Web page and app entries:
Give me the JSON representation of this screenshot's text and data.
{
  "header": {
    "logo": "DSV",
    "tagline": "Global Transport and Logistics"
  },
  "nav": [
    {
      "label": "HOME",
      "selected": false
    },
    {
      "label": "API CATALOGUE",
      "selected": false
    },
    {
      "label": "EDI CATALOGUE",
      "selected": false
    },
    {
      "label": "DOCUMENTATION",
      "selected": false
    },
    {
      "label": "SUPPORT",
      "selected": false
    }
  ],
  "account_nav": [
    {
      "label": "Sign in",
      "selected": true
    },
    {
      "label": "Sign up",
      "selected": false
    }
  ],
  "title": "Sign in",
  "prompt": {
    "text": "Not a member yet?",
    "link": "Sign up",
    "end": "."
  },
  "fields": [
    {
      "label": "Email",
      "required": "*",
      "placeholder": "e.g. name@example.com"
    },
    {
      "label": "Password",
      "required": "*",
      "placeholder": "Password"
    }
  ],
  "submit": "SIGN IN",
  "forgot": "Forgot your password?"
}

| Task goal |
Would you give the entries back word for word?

| Exercise result |
Give me the JSON representation of this screenshot's text and data.
{
  "header": {
    "logo": "DSV",
    "tagline": "Global Transport and Logistics"
  },
  "nav": [
    {
      "label": "HOME",
      "selected": false
    },
    {
      "label": "API CATALOGUE",
      "selected": false
    },
    {
      "label": "EDI CATALOGUE",
      "selected": false
    },
    {
      "label": "DOCUMENTATION",
      "selected": false
    },
    {
      "label": "SUPPORT",
      "selected": false
    }
  ],
  "account_nav": [
    {
      "label": "Sign in",
      "selected": true
    },
    {
      "label": "Sign up",
      "selected": false
    }
  ],
  "title": "Sign in",
  "prompt": {
    "text": "Not a member yet?",
    "link": "Sign up",
    "end": "."
  },
  "fields": [
    {
      "label": "Email",
      "required": "*",
      "placeholder": "e.g. name@example.com"
    },
    {
      "label": "Password",
      "required": "*",
      "placeholder": "Password"
    }
  ],
  "submit": "SIGN IN",
  "forgot": "Forgot your password?"
}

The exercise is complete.